United States: GDP grows at solid pace in Q2
August 27, 2015
In the second quarter, GDP expanded at a seasonally adjusted annualized rate (SAAR) of 3.7%, according to the second estimate released by the Bureau of Economic Analysis (BEA) on 27 August. The print marked a significant upward revision from the 2.3% increase reported in the advance estimate, and beat market expectations of a 3.0% rise. The result was also much stronger than the 0.6% growth registered in Q1. The upward revision was driven mainly by strong growth in non-residential fixed investment, which had originally been reported as having contracted. The positive result adds to the argument that the domestic economy is in good enough health for the Fed to raise interest rates in the coming months. However, it is unclear if the reading will be enough to outweigh concerns about the global economy.

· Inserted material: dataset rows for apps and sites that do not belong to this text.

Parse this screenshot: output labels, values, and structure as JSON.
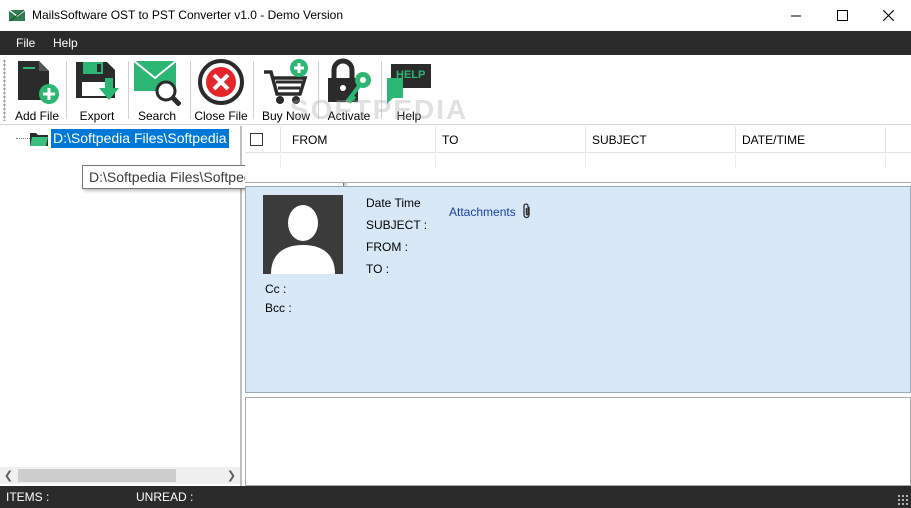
{
  "window": {
    "title": "MailsSoftware OST to PST Converter v1.0 - Demo Version"
  },
  "menu": {
    "file": "File",
    "help": "Help"
  },
  "toolbar": {
    "add_file": "Add File",
    "export": "Export",
    "search": "Search",
    "close_file": "Close File",
    "buy_now": "Buy Now",
    "activate": "Activate",
    "help": "Help",
    "help_badge": "HELP"
  },
  "watermark": "SOFTPEDIA",
  "tree": {
    "root_label": "D:\\Softpedia Files\\Softpedia"
  },
  "tooltip": "D:\\Softpedia Files\\Softpedia Outlook.ost",
  "grid": {
    "columns": [
      "FROM",
      "TO",
      "SUBJECT",
      "DATE/TIME"
    ]
  },
  "preview": {
    "date_time": "Date Time",
    "subject": "SUBJECT :",
    "from": "FROM  :",
    "to": "TO :",
    "cc": "Cc :",
    "bcc": "Bcc :",
    "attachments": "Attachments"
  },
  "status": {
    "items": "ITEMS :",
    "unread": "UNREAD :"
  },
  "colors": {
    "menubar": "#2b2b2b",
    "accent_green": "#2bb673",
    "selection": "#0078d7",
    "preview_bg": "#d8e8f6"
  }
}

On the domestic side of the economy, private consumption rose 3.1%, which was just above the 2.9% growth reported in the advance estimate. Non-residential fixed investment doubled from a 1.6% increase in Q1 to a 3.2% expansion in Q2 (advance estimate: -0.6% quarter-on-quarter SAAR). Meanwhile, residential fixed investment grew 7.8%, which was above the 6.6% rise reported in the advance estimate. Government spending was up 2.6% in Q2 (advance estimate: +0.8% qoq SAAR). Moreover, business inventories presented a bigger boost to GDP than initially reported.
On the external front, exports and imports were both revised downward, although imports by much more. According to the second estimate, exports increased 5.2% in Q2 (advance estimate: +5.3% qoq SAAR). This marked a massive turnaround from the 6.0% decline registered in Q1. Imports grew 2.8% in the first quarter (advance estimate: +3.5% qoq SAAR). As a result, the external sector’s net contribution to overall growth swung from minus 1.9 percentage points in Q1 to plus 0.2 percentage points in Q2.
Author: Carl Kelly, Economist